(Items from an interface collection)
---+---
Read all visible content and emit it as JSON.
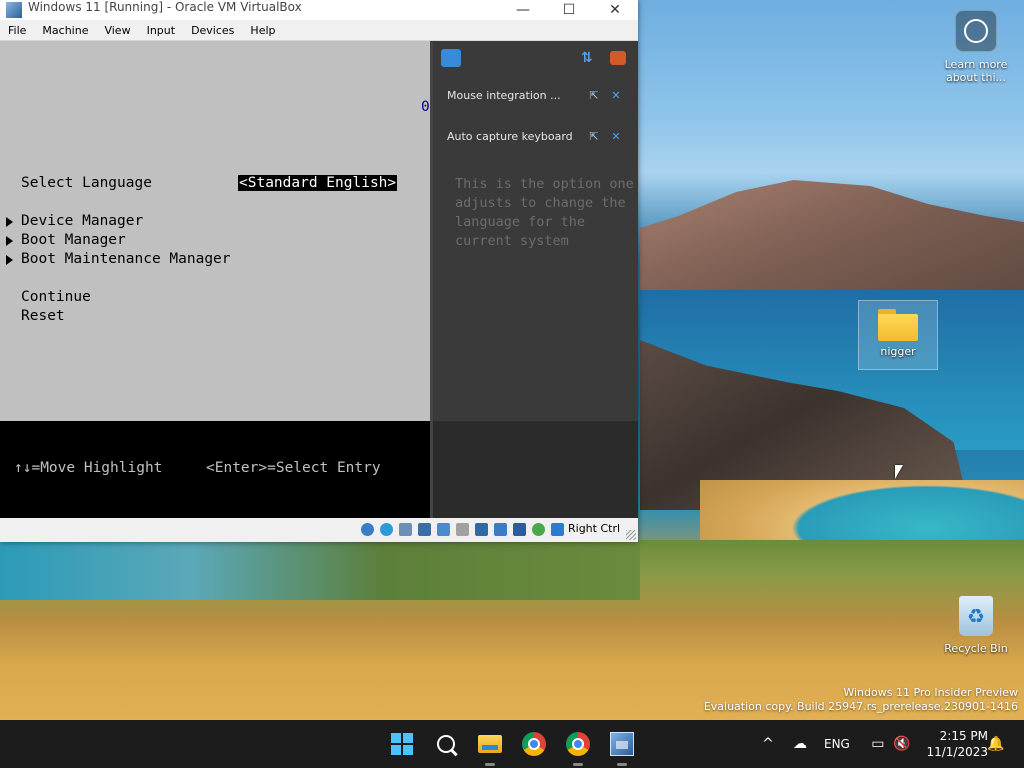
{
  "window": {
    "title": "Windows 11 [Running] - Oracle VM VirtualBox",
    "minimize": "—",
    "maximize": "☐",
    "close": "✕"
  },
  "menu": [
    "File",
    "Machine",
    "View",
    "Input",
    "Devices",
    "Help"
  ],
  "bios": {
    "select_language_label": "Select Language",
    "select_language_value": "<Standard English>",
    "menu_items": [
      "Device Manager",
      "Boot Manager",
      "Boot Maintenance Manager"
    ],
    "continue": "Continue",
    "reset": "Reset",
    "hint_move": "↑↓=Move Highlight",
    "hint_enter": "<Enter>=Select Entry",
    "help_text": "This is the option one adjusts to change the language for the current system",
    "stray_char": "0"
  },
  "notifications": [
    {
      "text": "Mouse integration ..."
    },
    {
      "text": "Auto capture keyboard ..."
    }
  ],
  "statusbar": {
    "host_key": "Right Ctrl",
    "icons": [
      "hard-disk-icon",
      "optical-drive-icon",
      "audio-icon",
      "network-icon",
      "usb-icon",
      "shared-folders-icon",
      "display-icon",
      "recording-icon",
      "vrde-icon",
      "cpu-icon",
      "mouse-icon",
      "keyboard-icon"
    ]
  },
  "desktop": {
    "learn_more": "Learn more about thi...",
    "folder_label": "nigger",
    "recycle_bin": "Recycle Bin",
    "watermark_line1": "Windows 11 Pro Insider Preview",
    "watermark_line2": "Evaluation copy. Build 25947.rs_prerelease.230901-1416"
  },
  "taskbar": {
    "language": "ENG",
    "time": "2:15 PM",
    "date": "11/1/2023"
  },
  "colors": {
    "bios_bg": "#c0c0c0",
    "side_panel": "#3a3a3a",
    "taskbar": "#1c1c1c",
    "accent": "#4cc2ff"
  }
}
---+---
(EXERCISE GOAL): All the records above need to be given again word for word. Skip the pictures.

(ANSWER TO THE EXERCISE):
Read all visible content and emit it as JSON.
{
  "window": {
    "title": "Windows 11 [Running] - Oracle VM VirtualBox",
    "minimize": "—",
    "maximize": "☐",
    "close": "✕"
  },
  "menu": [
    "File",
    "Machine",
    "View",
    "Input",
    "Devices",
    "Help"
  ],
  "bios": {
    "select_language_label": "Select Language",
    "select_language_value": "<Standard English>",
    "menu_items": [
      "Device Manager",
      "Boot Manager",
      "Boot Maintenance Manager"
    ],
    "continue": "Continue",
    "reset": "Reset",
    "hint_move": "↑↓=Move Highlight",
    "hint_enter": "<Enter>=Select Entry",
    "help_text": "This is the option one adjusts to change the language for the current system",
    "stray_char": "0"
  },
  "notifications": [
    {
      "text": "Mouse integration ..."
    },
    {
      "text": "Auto capture keyboard ..."
    }
  ],
  "statusbar": {
    "host_key": "Right Ctrl",
    "icons": [
      "hard-disk-icon",
      "optical-drive-icon",
      "audio-icon",
      "network-icon",
      "usb-icon",
      "shared-folders-icon",
      "display-icon",
      "recording-icon",
      "vrde-icon",
      "cpu-icon",
      "mouse-icon",
      "keyboard-icon"
    ]
  },
  "desktop": {
    "learn_more": "Learn more about thi...",
    "folder_label": "nigger",
    "recycle_bin": "Recycle Bin",
    "watermark_line1": "Windows 11 Pro Insider Preview",
    "watermark_line2": "Evaluation copy. Build 25947.rs_prerelease.230901-1416"
  },
  "taskbar": {
    "language": "ENG",
    "time": "2:15 PM",
    "date": "11/1/2023"
  },
  "colors": {
    "bios_bg": "#c0c0c0",
    "side_panel": "#3a3a3a",
    "taskbar": "#1c1c1c",
    "accent": "#4cc2ff"
  }
}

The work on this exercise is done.